··· EXERCISE DATA
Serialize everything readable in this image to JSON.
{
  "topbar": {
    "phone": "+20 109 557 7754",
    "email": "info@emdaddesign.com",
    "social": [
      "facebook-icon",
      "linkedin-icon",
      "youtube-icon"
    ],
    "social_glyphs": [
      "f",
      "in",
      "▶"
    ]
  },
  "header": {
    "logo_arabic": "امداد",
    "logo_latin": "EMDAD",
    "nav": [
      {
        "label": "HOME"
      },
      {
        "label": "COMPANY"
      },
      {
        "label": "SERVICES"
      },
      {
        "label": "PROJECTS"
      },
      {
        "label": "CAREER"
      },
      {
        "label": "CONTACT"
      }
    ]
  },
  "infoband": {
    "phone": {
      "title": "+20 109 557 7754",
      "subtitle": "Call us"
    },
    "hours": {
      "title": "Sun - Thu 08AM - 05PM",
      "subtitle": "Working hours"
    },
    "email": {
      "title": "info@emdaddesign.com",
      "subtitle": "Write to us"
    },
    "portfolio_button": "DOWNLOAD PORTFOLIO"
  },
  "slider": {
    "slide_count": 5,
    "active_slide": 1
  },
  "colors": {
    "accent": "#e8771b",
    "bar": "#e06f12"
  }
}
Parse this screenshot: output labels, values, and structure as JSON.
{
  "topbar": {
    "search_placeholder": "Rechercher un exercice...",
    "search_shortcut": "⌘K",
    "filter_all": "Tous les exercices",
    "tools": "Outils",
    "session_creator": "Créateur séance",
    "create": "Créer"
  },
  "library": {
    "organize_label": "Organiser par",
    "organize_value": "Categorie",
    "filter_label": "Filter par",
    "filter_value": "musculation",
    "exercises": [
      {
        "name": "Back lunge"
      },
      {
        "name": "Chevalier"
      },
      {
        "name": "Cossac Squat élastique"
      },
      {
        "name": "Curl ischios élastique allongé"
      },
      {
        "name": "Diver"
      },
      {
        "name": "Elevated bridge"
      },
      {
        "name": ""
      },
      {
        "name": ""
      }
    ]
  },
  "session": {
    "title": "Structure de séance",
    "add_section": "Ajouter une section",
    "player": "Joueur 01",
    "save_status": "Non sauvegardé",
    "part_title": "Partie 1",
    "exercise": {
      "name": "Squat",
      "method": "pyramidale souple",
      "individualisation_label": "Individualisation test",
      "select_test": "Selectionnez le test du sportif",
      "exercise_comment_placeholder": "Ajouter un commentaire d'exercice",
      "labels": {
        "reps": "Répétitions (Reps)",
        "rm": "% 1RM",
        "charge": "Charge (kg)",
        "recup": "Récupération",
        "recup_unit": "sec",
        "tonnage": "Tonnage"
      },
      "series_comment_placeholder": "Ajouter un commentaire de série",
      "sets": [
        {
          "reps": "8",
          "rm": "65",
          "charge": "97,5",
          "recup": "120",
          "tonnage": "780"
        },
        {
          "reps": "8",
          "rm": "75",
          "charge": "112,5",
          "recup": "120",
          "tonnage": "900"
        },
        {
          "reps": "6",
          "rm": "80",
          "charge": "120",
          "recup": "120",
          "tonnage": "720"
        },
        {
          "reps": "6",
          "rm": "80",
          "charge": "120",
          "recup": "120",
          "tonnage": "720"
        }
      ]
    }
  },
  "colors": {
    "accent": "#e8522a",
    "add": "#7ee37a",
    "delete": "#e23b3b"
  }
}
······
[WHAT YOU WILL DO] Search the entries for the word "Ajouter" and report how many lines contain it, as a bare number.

[ANSWER BELOW] 3